We are now deep into the growing season and the vegetable harvest is well underway. All of the Romanesque cauliflower is in the freezer and the broccoli (Packman and Arcadia) continues to throw side shoots. The slugs are shy this season, possibly waiting for serious rain to start, so the lettuce is still in good supply.
But you know all of this. What you don’t know is what an amazing amount of fun I had this past week with four fellow gardeners. Beth organized us, going so far as to make us lunch, and we went from garden to garden and reveled in a good long look and informed visit at each one.
We started with Francie and were duly impressed with her raised beds for the vegetables. Four foot square and made from Trex the material used for decks, the vegetables were thriving. The perennial beds were interesting and well tended.
Next was mine. You’ve heard enough about mine so we’ll move on to Beth’s. There we saw plants that are not so common and used with imagination. Lovely. Her pond is a haven for birds and even two bull moose who stop by for a drink now and then.

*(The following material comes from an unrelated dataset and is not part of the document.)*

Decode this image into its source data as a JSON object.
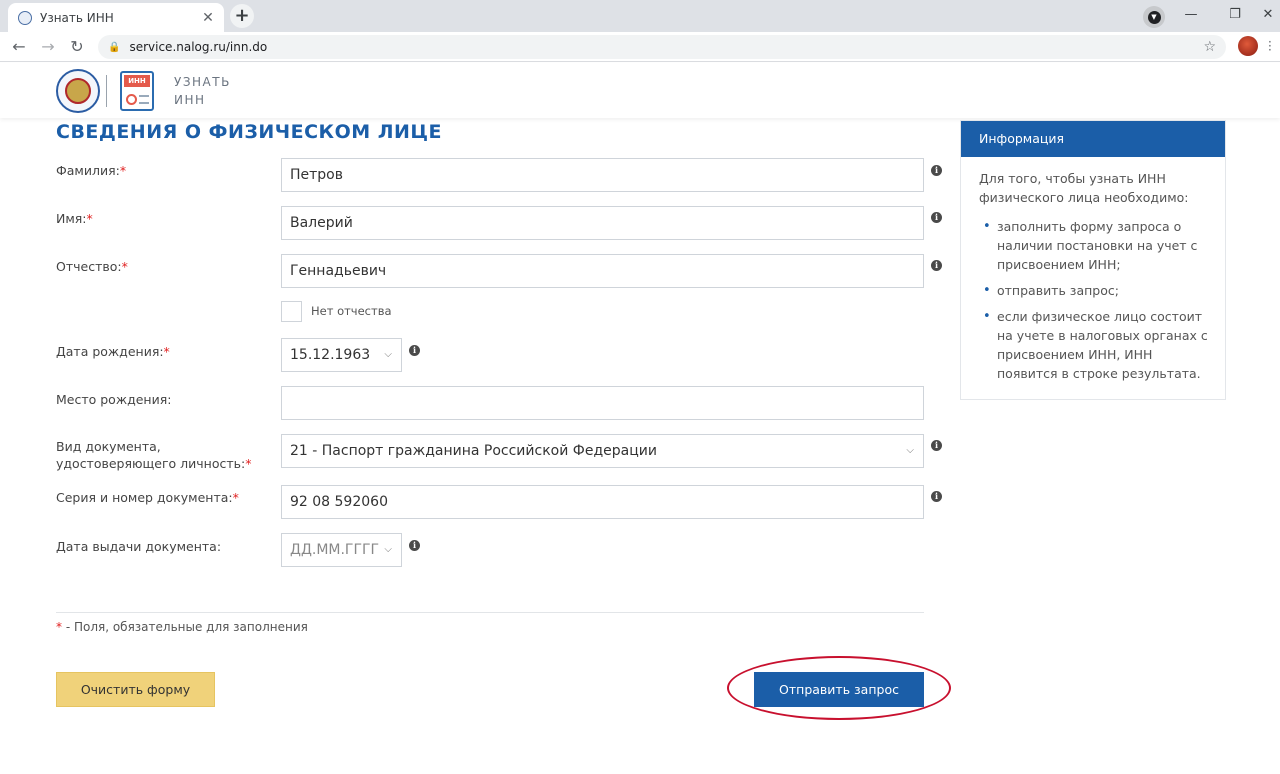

On to Shirley’s. This is a very well established garden known to many of us. Here is where Shirley will stuff a bag full of the perennials of your choosing, charge us next to nothing, and send us on our way. This is where the magnolia bloomed last year (a growing season not to be forgotten).
Then we arrived at Jeanne’s, road construction be damned. She has been supplying the Wagon Wheel with starts seemingly forever. This is where it all begins. The greenhouse for her personal use is stuffed with tomatoes, peppers, cantaloupe, simply all things delicious. Her rock garden, well I could rhapsodize on the variety of plants, even the rocks themselves, needless to say it certainly is lovely. And then she made us dessert.
What these five gardens have in common are gardeners who love them. Who are willing and able to put in the time and effort.
The point here is that you could be doing this too. Just you and a couple of friends. No need to dazzle. No need to apologize for the errant weed or misplaced perennial. Set aside a few hours and go for a visit. Really look at what your friends are doing. You’ll come away with an appreciation for someone else’s taste. No two gardens are alike. Nor are their gardeners. Honor the difference. Learn from each other.
I would like to do this every week, starting in the spring with glorious bulbs in bloom covered with honey bees from the neighborhood hives. Move on to the wild iris and marsh marigolds that share a marshy site. About the same time are the lilacs. A bit of a wait and here comes the mock orange (three of them) and delphiniums. Roses, roses, everywhere. The rest of the perennials are coming into their own and the annuals are filling in the blanks. Bringing up the rear of the season is the hydrangea, that is if she decides to bloom, and Dropmore honeysuckle vine on the west wall.
It may be early August but the native plants in the meadow in front of us are going down fast. Here in the garden I’m deadheading as fast as I can. The columbine are gone, but that makes room for the asiatic lilies. Remove your spent blooms and see what’s hiding behind/underneath them, you may be surprised by a little something that you tucked in and have forgotten.
I made a mistake this season and planted California poppies “Jersey Cream” into the east garden. Not enough sun. I don’t like to watch a plant suffer so I pulled them out yesterday. This may seem extreme but my eye would go to them each and every time I walked past them. The poppies that are in front are thriving and making the weak ones seem even more so. Out they came. If you have something that is failing, let it go, the season is too short.
There is much left to the gardening season.
NOTE: Lois Schneyer, the founder of the Homer Garden Club, will be at Bishop’s Beach at noon Aug. 14. Come say hello and find out if she’s still avid about begonias. Kabobs and salad will be provided. Bring a dessert or side dish to share.
Rosemary Fitzpatrick is a longtime Homer gardener. She has been writing Kachemak Gardener since 1990.